Trees have evolved to break under certain conditions, if they didn’t break they would fall over, it is a survival mechanism. It is better for a tree that a branch breaks off in a strong wind or heavy snow than if it tries to keep hold of the branch causing the entire tree to fall over instead.
If a certain branch in a tree is using more energy for its growth than it is making via photosynthesis from its leaves it will likely die off because it is “too expensive” for the tree to maintain. These are just two examples of how trees self-manage. Both can lead to branches falling off the tree. They are natural processes that the tree undergoes all the time.
Common questions for arborists regarding tree safety
When you’re looking for the answer to “is my tree dangerous?” you want to ask the following questions. ‘How big are the branches, how likely are they to fall, and what will they hit if they do fall?” Determining these answers is not an exact science and so you will often hear an arborist talk about likelihood of risk rather than a definitive answer. The weather can play a very significant role in all of this too. For example a tree in perfect health will eventually fall in a tornado.

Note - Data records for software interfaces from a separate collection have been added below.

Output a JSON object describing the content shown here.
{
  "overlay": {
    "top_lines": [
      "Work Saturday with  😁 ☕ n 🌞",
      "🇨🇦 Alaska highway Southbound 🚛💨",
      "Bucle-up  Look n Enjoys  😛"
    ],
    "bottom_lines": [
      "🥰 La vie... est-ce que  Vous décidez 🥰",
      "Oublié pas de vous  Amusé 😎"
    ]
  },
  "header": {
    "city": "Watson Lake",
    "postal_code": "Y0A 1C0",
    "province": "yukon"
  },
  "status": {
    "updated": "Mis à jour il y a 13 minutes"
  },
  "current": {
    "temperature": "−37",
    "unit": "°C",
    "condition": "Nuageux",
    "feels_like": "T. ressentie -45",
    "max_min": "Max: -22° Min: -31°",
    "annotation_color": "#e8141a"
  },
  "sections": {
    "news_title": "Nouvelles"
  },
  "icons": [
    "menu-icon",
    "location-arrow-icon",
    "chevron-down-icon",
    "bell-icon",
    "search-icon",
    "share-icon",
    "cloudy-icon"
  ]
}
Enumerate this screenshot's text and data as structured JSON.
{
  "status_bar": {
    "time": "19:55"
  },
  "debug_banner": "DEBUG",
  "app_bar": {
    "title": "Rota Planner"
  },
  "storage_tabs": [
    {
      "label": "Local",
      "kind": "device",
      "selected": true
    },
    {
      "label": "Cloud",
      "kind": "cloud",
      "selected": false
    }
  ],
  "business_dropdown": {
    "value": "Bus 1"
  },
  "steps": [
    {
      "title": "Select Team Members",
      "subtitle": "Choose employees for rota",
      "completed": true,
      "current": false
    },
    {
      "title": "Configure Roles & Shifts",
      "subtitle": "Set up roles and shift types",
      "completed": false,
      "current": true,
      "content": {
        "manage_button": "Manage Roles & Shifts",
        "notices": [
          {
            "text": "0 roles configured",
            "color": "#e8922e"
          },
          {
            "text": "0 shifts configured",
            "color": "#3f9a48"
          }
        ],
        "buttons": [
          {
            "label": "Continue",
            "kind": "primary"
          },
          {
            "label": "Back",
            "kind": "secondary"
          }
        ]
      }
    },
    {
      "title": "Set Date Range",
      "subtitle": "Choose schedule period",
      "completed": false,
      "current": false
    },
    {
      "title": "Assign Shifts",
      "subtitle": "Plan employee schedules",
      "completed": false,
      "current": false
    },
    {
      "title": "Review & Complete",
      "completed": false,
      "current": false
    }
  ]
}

So, what can you look out for as a customer? Here are a few items which may indicate that you should contact an arborist:
- Fungal fruiting bodies (mushrooms) surrounding the tree or on the tree
- Look for changes in the ground surrounding the tree. Examples include cracks in the soil, mounds or hollows, excavations near the base of the tree, very wet or very dry ground.
- Movement at the root plate of the tree
- Loose or peeling bark
- Rot holes
- Branches that appear to be dead
- Branches without leaves during the spring and summer
- Broken branches
- Abnormally yellow leaves
- Lots of new shoots growing from the trunk of the tree
- It can also be good practice to have your trees looked at by a professional following any strong weather conditions.